_PROBLEM STATEMENT_: Within the data, how many lines hold the word "Curr"? Answer with nothing but the number.

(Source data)
- - - - - - -

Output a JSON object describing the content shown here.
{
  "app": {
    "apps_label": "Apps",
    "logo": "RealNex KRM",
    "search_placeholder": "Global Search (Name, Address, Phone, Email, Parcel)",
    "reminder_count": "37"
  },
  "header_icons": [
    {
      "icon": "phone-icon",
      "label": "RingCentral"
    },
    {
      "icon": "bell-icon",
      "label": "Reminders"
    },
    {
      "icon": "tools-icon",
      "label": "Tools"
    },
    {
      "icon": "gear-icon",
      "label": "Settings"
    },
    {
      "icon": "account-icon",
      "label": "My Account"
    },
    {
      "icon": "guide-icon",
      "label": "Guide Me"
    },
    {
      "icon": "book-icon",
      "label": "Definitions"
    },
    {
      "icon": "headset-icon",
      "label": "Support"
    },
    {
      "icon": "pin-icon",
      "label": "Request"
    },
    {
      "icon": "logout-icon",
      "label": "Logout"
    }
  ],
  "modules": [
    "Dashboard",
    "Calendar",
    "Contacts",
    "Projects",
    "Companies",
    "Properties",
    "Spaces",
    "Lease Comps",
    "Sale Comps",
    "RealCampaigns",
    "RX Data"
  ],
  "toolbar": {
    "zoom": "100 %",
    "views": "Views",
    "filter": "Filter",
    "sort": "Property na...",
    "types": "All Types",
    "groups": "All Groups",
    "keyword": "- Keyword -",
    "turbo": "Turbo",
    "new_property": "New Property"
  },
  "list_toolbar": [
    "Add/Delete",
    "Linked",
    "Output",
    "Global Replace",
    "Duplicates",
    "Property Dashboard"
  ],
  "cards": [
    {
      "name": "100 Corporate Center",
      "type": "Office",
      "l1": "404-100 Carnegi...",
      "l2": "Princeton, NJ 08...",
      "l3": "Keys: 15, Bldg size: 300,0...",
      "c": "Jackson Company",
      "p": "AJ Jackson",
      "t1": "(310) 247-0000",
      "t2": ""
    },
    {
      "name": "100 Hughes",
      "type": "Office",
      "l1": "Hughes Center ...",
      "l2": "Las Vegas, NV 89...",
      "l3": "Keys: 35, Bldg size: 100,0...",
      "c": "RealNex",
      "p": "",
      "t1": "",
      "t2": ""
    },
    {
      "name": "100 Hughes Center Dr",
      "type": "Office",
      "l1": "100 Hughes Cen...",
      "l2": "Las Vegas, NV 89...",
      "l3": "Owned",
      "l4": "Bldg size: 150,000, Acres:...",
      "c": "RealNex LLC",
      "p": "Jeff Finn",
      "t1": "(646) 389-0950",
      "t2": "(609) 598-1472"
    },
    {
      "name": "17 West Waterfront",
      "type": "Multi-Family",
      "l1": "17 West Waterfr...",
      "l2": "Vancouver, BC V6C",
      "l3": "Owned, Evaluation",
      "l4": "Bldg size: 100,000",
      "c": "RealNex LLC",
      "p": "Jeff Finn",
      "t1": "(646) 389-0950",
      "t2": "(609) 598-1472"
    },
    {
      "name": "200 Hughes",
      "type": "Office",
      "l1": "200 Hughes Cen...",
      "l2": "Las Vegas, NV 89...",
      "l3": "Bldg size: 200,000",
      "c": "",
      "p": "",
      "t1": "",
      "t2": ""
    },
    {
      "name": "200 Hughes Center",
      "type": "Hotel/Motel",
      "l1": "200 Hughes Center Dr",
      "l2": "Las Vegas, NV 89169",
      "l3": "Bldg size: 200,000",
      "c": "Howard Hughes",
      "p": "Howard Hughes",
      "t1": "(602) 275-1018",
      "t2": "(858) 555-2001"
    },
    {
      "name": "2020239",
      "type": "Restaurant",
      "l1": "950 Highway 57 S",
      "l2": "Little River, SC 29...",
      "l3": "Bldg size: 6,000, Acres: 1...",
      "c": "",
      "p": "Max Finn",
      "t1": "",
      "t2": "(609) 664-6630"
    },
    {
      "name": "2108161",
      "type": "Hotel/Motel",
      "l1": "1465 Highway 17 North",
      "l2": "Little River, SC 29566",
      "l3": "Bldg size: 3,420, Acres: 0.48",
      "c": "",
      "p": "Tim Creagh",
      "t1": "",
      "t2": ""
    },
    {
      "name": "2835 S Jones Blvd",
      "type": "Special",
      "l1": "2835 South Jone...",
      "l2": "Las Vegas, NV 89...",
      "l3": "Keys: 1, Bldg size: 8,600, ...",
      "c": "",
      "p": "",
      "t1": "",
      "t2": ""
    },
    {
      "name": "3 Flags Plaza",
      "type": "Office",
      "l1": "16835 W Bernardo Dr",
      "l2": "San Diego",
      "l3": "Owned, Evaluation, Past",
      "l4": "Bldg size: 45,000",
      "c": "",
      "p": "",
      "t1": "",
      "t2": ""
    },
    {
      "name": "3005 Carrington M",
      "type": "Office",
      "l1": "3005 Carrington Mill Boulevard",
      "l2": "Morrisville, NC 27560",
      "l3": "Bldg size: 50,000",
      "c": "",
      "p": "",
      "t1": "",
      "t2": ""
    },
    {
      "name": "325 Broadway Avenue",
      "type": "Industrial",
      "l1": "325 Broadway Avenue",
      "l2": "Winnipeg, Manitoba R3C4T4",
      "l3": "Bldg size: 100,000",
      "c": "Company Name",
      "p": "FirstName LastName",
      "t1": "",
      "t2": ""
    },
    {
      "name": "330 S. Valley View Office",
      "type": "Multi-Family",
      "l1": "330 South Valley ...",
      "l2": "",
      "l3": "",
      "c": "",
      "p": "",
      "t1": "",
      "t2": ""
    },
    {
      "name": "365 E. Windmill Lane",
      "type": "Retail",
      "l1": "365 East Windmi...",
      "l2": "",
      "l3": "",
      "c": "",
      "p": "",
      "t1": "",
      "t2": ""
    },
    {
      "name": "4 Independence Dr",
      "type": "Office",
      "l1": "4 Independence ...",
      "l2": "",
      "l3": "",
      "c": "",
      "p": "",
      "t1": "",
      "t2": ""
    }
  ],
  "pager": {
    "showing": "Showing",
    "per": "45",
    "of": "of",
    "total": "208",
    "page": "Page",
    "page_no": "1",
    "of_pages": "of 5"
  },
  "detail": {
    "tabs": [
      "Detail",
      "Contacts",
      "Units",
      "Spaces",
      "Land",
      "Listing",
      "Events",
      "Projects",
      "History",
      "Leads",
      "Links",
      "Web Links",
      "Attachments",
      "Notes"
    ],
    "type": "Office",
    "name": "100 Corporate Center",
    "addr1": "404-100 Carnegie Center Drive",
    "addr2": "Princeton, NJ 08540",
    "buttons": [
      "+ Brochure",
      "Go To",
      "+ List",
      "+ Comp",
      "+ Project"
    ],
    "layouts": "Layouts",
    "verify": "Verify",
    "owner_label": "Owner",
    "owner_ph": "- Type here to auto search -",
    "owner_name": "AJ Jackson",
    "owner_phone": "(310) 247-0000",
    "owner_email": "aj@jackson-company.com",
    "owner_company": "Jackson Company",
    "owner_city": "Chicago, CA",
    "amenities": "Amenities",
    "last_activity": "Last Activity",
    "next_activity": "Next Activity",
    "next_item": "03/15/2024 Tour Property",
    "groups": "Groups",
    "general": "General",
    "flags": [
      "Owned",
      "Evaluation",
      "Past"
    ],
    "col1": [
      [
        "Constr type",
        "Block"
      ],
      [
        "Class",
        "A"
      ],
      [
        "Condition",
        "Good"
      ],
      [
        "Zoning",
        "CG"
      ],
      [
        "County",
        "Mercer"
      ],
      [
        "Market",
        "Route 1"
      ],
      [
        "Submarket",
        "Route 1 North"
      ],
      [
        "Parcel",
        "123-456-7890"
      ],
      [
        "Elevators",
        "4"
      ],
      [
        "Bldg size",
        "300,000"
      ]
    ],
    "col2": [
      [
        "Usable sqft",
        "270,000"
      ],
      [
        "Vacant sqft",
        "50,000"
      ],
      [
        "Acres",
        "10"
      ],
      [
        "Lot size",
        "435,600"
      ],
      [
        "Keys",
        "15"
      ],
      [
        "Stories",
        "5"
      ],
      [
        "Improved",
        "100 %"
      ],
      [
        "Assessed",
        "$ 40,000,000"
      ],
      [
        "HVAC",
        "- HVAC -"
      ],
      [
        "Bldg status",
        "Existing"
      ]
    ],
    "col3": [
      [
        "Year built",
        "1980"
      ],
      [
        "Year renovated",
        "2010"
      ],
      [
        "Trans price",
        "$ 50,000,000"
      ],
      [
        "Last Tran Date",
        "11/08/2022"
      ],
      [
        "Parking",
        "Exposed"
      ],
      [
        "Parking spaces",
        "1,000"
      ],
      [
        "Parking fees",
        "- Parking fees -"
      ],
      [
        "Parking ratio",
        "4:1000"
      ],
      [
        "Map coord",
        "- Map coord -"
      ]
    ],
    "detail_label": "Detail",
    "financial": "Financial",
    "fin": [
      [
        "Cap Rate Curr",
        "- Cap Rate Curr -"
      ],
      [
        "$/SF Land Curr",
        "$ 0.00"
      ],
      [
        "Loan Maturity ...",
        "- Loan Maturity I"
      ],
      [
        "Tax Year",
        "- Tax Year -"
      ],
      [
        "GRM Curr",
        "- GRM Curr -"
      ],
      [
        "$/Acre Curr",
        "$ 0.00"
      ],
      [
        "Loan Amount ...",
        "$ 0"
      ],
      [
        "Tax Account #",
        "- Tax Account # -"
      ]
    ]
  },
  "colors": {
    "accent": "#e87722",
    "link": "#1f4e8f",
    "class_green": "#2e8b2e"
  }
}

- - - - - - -

_SOLVED EXERCISE_: 6